- _ACTIVITY_
Scan the records that follow, and whenever a line has the word "bilibili", copy it.

- _PROVIDED INFORMATION_
========================================

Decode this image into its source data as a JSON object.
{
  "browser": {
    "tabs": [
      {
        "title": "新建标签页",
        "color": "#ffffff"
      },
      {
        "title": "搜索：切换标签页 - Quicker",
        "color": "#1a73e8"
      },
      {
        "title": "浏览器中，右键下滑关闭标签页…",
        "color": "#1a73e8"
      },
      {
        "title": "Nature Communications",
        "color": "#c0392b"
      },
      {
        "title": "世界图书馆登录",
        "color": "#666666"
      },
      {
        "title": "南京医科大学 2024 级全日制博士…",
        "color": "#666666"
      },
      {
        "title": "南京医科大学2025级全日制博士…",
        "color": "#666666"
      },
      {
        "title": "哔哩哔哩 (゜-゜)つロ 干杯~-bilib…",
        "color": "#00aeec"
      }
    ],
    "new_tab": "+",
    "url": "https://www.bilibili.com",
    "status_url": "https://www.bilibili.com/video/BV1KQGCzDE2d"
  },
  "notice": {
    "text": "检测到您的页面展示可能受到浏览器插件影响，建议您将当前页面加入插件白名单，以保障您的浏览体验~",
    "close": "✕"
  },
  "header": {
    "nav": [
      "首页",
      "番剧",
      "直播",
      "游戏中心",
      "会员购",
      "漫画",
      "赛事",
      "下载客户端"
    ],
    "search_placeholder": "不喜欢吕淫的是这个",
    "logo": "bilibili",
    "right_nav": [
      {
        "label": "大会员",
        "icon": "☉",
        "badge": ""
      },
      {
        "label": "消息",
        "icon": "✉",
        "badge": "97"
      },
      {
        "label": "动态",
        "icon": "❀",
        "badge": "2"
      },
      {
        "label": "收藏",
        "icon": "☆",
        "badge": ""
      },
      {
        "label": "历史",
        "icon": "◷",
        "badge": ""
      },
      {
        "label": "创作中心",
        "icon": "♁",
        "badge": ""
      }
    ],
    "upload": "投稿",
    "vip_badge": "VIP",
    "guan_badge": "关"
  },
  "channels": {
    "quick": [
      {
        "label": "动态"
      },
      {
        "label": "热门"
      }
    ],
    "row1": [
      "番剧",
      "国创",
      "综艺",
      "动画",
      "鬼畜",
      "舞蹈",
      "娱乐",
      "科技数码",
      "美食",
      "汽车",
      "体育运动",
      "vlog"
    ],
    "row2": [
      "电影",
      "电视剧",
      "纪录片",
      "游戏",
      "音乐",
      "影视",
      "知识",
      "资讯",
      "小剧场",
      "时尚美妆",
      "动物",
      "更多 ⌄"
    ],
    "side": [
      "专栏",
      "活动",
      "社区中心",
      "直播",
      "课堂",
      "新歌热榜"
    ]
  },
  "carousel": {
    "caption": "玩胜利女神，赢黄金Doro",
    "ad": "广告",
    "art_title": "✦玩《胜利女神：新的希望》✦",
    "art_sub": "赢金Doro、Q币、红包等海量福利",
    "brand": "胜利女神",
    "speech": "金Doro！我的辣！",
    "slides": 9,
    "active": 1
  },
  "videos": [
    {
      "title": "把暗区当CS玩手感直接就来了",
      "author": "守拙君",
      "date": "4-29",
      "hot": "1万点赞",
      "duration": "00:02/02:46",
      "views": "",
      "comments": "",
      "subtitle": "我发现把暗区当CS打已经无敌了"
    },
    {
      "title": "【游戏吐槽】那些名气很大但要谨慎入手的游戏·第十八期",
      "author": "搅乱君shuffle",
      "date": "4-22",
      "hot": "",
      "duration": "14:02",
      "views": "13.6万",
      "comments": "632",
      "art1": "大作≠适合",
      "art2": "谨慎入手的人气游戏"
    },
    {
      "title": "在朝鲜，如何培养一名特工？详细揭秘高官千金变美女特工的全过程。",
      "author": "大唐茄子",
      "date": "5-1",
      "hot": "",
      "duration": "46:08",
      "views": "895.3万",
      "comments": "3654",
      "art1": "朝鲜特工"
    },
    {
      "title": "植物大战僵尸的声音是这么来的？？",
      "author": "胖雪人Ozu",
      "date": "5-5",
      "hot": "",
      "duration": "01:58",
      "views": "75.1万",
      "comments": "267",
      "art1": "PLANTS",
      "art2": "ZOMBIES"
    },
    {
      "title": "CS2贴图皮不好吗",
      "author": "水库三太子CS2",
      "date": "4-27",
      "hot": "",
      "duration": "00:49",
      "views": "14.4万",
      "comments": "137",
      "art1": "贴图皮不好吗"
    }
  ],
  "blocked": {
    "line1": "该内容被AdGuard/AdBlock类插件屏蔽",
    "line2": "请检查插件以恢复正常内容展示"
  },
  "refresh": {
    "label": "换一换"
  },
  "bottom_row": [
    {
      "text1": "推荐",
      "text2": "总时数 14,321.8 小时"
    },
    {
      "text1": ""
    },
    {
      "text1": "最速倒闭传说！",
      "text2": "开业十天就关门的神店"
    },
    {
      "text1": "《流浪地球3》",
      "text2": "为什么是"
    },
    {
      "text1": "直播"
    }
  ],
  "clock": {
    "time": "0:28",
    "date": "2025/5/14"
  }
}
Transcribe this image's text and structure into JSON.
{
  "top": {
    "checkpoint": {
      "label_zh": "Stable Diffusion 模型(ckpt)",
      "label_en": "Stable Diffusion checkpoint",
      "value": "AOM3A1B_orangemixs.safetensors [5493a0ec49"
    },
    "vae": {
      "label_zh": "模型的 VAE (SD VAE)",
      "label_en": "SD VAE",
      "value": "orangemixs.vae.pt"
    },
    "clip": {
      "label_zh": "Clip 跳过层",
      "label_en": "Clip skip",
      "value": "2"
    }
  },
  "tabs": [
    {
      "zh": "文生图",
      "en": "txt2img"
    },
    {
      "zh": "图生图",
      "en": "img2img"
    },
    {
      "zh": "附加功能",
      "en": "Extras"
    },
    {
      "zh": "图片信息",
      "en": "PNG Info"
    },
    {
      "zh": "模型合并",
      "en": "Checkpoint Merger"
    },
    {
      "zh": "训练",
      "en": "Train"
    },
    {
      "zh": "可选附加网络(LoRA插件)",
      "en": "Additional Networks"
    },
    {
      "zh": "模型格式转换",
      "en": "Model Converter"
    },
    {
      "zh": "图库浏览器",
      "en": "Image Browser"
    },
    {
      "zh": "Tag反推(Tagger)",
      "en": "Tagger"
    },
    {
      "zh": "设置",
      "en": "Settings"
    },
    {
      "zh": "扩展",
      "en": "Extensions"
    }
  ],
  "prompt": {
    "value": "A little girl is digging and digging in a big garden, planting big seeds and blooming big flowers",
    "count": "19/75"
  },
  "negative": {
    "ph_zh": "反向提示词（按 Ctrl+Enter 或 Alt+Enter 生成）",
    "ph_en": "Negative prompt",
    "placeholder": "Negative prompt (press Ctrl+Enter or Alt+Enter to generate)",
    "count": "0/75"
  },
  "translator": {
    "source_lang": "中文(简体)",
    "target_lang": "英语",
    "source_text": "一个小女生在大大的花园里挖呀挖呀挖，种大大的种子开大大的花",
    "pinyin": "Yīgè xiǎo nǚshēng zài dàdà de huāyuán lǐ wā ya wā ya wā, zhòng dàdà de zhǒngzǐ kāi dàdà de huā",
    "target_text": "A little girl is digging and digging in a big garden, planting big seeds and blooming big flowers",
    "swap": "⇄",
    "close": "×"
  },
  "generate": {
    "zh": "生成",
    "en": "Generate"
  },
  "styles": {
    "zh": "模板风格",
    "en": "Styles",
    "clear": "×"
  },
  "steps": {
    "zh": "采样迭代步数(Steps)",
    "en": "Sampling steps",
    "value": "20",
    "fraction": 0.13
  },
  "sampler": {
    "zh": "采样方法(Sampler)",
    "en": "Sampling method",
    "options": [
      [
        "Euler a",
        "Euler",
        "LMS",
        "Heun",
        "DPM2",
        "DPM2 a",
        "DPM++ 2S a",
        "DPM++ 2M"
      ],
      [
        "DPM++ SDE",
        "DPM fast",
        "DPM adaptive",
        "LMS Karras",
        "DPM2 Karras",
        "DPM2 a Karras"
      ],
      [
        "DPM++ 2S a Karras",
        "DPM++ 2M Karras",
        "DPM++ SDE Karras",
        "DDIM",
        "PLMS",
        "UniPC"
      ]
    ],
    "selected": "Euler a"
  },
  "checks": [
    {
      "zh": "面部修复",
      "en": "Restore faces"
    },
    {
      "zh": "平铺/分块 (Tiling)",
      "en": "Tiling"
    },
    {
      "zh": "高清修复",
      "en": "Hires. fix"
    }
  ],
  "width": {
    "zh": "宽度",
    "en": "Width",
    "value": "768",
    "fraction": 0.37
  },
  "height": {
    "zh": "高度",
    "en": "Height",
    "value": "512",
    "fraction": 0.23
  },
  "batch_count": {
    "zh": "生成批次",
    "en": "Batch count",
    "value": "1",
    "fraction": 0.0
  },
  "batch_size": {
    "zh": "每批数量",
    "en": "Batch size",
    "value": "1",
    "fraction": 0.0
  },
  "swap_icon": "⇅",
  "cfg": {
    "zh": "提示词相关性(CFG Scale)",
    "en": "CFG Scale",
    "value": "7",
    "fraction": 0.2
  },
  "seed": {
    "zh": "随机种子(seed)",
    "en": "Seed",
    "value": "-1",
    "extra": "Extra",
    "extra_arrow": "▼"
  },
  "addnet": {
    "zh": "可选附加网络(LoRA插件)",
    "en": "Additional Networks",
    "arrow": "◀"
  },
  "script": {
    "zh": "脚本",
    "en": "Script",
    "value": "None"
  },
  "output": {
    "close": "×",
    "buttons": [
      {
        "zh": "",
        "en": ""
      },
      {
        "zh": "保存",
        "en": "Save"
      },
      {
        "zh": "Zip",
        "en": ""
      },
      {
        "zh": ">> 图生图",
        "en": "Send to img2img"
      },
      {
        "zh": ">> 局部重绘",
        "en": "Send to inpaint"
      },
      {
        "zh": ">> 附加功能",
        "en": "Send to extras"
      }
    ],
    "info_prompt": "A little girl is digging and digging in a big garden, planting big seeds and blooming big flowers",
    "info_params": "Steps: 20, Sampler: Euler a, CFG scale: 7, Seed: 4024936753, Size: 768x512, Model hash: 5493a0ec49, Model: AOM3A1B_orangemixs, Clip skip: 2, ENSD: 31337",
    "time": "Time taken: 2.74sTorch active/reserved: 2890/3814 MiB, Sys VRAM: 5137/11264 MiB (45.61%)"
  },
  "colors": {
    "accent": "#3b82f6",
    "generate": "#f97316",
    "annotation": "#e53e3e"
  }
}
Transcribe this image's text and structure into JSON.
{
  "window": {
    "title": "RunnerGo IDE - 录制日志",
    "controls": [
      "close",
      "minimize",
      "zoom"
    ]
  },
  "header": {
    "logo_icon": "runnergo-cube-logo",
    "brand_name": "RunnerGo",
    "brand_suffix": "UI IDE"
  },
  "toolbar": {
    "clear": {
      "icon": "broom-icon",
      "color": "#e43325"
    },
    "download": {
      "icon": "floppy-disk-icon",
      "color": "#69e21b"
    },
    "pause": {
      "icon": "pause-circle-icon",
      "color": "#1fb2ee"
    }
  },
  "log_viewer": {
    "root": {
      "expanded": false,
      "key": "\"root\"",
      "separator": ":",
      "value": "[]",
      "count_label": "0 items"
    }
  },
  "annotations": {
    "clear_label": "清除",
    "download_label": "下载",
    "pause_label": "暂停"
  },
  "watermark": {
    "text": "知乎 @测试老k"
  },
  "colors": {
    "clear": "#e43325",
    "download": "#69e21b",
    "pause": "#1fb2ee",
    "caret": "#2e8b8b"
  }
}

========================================

- _YOUR SOLUTION_
    "url": "https://www.bilibili.com",
    "status_url": "https://www.bilibili.com/video/BV1KQGCzDE2d"
    "logo": "bilibili",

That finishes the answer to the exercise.